But live music is still alive. Bands like myself, and The Who, and Metallica and Green Day; they’re doing bigger business than ever.
You have someone out there with the latest No. 1 hit, and it’s their first big song, you may be reluctant to pay the $100 to go and see them. You don’t know if they’re going to be good or not. I think us old guys have a little edge on it when it comes to playing live.
On a possible reunion with the two main incarnations of Van Halen: The only reason I would do it is for the fans. Both incarnations of Van Halen sold tens of millions of records, but the camps are divided. You bring those two generations together, and I don’t think you can have a better rock-n-roll show on the planet.
I don’t have high hopes. I put my neck on the line by saying it in interviews, but I haven’t heard from anyone. I’m not sitting around waiting for it to happen.
Honestly, The Circle is the band that has served my eras better than any band I’ve ever been with. This band plays Montrose as good as Montrose. Van Halen as good as Van Halen. And we play Sammy songs better than some of my stuff.

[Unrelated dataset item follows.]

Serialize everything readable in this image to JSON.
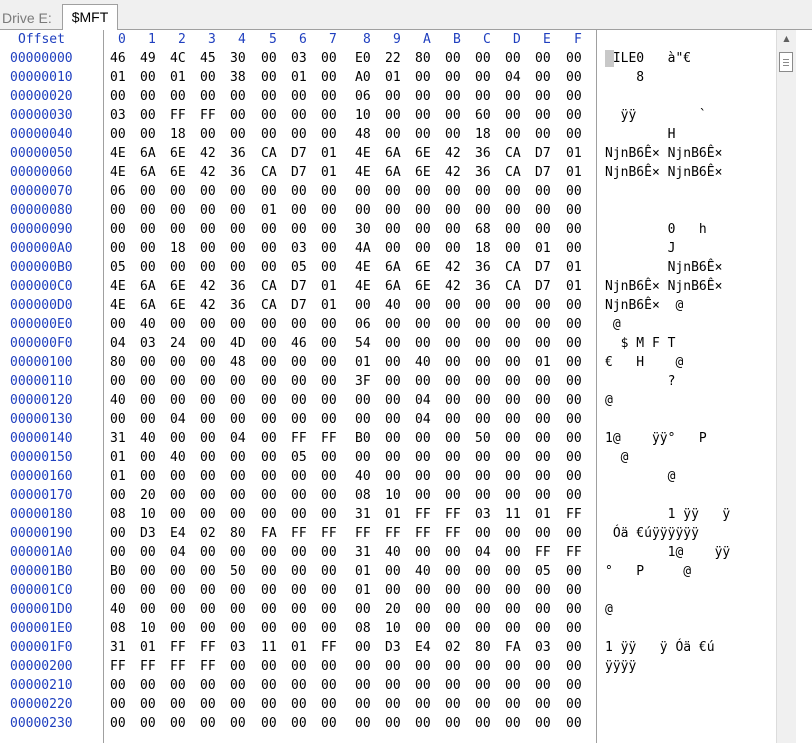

I won’t say anything about Led Zeppelin, because no one can touch that mighty band. But we do a damn good job. We’re not going to take any tomatoes in the middle of “When the Levee Breaks.” You’re going to be happy.